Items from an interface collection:
_____

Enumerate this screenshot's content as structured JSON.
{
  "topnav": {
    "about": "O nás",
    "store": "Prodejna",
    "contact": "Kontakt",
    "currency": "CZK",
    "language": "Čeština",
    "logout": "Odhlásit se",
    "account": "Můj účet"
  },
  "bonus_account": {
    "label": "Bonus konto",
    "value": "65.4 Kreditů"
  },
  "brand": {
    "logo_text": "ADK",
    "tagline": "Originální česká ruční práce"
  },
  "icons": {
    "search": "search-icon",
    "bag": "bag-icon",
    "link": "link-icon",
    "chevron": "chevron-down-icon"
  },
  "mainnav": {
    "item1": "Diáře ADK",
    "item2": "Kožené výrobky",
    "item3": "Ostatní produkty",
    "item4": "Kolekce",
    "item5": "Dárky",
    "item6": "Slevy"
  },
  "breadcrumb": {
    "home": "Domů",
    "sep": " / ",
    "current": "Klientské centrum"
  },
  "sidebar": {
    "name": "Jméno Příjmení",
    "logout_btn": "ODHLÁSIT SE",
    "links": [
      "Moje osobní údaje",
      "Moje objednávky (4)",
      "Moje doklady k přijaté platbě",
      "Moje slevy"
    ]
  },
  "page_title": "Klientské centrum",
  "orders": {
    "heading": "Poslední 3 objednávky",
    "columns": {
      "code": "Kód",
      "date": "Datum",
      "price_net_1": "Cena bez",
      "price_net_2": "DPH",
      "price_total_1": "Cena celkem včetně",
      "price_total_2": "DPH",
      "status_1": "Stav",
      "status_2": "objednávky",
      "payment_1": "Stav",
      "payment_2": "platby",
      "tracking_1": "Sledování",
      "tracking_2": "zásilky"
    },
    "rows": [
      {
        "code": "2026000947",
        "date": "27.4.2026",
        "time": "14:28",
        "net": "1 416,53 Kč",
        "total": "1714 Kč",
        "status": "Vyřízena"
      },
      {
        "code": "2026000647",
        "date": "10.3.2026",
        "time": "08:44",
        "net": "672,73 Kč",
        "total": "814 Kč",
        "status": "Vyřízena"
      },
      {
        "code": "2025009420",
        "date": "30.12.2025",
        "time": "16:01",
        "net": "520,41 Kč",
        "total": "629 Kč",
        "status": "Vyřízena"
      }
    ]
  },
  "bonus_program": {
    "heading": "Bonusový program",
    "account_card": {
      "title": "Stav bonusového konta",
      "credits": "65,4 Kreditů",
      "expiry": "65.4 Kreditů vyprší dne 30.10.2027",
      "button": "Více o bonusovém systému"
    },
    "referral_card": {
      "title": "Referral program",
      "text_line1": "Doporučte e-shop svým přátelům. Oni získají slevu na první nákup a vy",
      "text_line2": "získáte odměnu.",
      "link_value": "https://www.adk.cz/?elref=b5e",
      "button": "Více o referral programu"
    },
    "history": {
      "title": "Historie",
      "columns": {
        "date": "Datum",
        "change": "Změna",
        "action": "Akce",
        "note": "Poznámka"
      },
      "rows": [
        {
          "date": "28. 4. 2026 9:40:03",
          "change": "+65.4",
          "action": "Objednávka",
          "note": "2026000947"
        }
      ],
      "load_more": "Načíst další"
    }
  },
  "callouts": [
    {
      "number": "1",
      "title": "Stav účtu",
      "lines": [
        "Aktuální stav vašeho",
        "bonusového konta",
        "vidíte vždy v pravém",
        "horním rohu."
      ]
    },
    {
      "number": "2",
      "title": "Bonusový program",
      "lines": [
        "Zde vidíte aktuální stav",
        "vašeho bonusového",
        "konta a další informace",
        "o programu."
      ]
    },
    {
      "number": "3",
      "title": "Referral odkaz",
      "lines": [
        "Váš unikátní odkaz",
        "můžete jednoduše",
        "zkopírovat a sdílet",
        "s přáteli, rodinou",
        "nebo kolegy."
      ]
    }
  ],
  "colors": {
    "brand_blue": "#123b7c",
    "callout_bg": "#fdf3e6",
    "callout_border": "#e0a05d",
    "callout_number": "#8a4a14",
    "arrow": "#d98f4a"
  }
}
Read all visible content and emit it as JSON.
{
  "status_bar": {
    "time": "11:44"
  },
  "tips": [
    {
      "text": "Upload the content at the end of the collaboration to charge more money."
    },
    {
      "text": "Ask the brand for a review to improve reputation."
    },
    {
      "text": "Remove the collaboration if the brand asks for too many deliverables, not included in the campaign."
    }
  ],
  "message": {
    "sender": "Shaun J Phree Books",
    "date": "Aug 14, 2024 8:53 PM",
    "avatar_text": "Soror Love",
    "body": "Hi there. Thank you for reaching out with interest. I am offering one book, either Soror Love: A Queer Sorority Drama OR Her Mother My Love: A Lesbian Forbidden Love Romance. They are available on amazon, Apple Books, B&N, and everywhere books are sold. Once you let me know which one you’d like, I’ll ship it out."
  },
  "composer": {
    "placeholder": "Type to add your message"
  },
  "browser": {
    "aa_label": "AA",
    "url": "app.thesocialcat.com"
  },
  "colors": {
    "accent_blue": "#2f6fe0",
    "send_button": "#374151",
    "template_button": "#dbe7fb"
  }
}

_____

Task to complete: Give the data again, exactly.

Response to the task:
Enumerate this screenshot's content as structured JSON.
{
  "topnav": {
    "about": "O nás",
    "store": "Prodejna",
    "contact": "Kontakt",
    "currency": "CZK",
    "language": "Čeština",
    "logout": "Odhlásit se",
    "account": "Můj účet"
  },
  "bonus_account": {
    "label": "Bonus konto",
    "value": "65.4 Kreditů"
  },
  "brand": {
    "logo_text": "ADK",
    "tagline": "Originální česká ruční práce"
  },
  "icons": {
    "search": "search-icon",
    "bag": "bag-icon",
    "link": "link-icon",
    "chevron": "chevron-down-icon"
  },
  "mainnav": {
    "item1": "Diáře ADK",
    "item2": "Kožené výrobky",
    "item3": "Ostatní produkty",
    "item4": "Kolekce",
    "item5": "Dárky",
    "item6": "Slevy"
  },
  "breadcrumb": {
    "home": "Domů",
    "sep": " / ",
    "current": "Klientské centrum"
  },
  "sidebar": {
    "name": "Jméno Příjmení",
    "logout_btn": "ODHLÁSIT SE",
    "links": [
      "Moje osobní údaje",
      "Moje objednávky (4)",
      "Moje doklady k přijaté platbě",
      "Moje slevy"
    ]
  },
  "page_title": "Klientské centrum",
  "orders": {
    "heading": "Poslední 3 objednávky",
    "columns": {
      "code": "Kód",
      "date": "Datum",
      "price_net_1": "Cena bez",
      "price_net_2": "DPH",
      "price_total_1": "Cena celkem včetně",
      "price_total_2": "DPH",
      "status_1": "Stav",
      "status_2": "objednávky",
      "payment_1": "Stav",
      "payment_2": "platby",
      "tracking_1": "Sledování",
      "tracking_2": "zásilky"
    },
    "rows": [
      {
        "code": "2026000947",
        "date": "27.4.2026",
        "time": "14:28",
        "net": "1 416,53 Kč",
        "total": "1714 Kč",
        "status": "Vyřízena"
      },
      {
        "code": "2026000647",
        "date": "10.3.2026",
        "time": "08:44",
        "net": "672,73 Kč",
        "total": "814 Kč",
        "status": "Vyřízena"
      },
      {
        "code": "2025009420",
        "date": "30.12.2025",
        "time": "16:01",
        "net": "520,41 Kč",
        "total": "629 Kč",
        "status": "Vyřízena"
      }
    ]
  },
  "bonus_program": {
    "heading": "Bonusový program",
    "account_card": {
      "title": "Stav bonusového konta",
      "credits": "65,4 Kreditů",
      "expiry": "65.4 Kreditů vyprší dne 30.10.2027",
      "button": "Více o bonusovém systému"
    },
    "referral_card": {
      "title": "Referral program",
      "text_line1": "Doporučte e-shop svým přátelům. Oni získají slevu na první nákup a vy",
      "text_line2": "získáte odměnu.",
      "link_value": "https://www.adk.cz/?elref=b5e",
      "button": "Více o referral programu"
    },
    "history": {
      "title": "Historie",
      "columns": {
        "date": "Datum",
        "change": "Změna",
        "action": "Akce",
        "note": "Poznámka"
      },
      "rows": [
        {
          "date": "28. 4. 2026 9:40:03",
          "change": "+65.4",
          "action": "Objednávka",
          "note": "2026000947"
        }
      ],
      "load_more": "Načíst další"
    }
  },
  "callouts": [
    {
      "number": "1",
      "title": "Stav účtu",
      "lines": [
        "Aktuální stav vašeho",
        "bonusového konta",
        "vidíte vždy v pravém",
        "horním rohu."
      ]
    },
    {
      "number": "2",
      "title": "Bonusový program",
      "lines": [
        "Zde vidíte aktuální stav",
        "vašeho bonusového",
        "konta a další informace",
        "o programu."
      ]
    },
    {
      "number": "3",
      "title": "Referral odkaz",
      "lines": [
        "Váš unikátní odkaz",
        "můžete jednoduše",
        "zkopírovat a sdílet",
        "s přáteli, rodinou",
        "nebo kolegy."
      ]
    }
  ],
  "colors": {
    "brand_blue": "#123b7c",
    "callout_bg": "#fdf3e6",
    "callout_border": "#e0a05d",
    "callout_number": "#8a4a14",
    "arrow": "#d98f4a"
  }
}
Read all visible content and emit it as JSON.
{
  "status_bar": {
    "time": "11:44"
  },
  "tips": [
    {
      "text": "Upload the content at the end of the collaboration to charge more money."
    },
    {
      "text": "Ask the brand for a review to improve reputation."
    },
    {
      "text": "Remove the collaboration if the brand asks for too many deliverables, not included in the campaign."
    }
  ],
  "message": {
    "sender": "Shaun J Phree Books",
    "date": "Aug 14, 2024 8:53 PM",
    "avatar_text": "Soror Love",
    "body": "Hi there. Thank you for reaching out with interest. I am offering one book, either Soror Love: A Queer Sorority Drama OR Her Mother My Love: A Lesbian Forbidden Love Romance. They are available on amazon, Apple Books, B&N, and everywhere books are sold. Once you let me know which one you’d like, I’ll ship it out."
  },
  "composer": {
    "placeholder": "Type to add your message"
  },
  "browser": {
    "aa_label": "AA",
    "url": "app.thesocialcat.com"
  },
  "colors": {
    "accent_blue": "#2f6fe0",
    "send_button": "#374151",
    "template_button": "#dbe7fb"
  }
}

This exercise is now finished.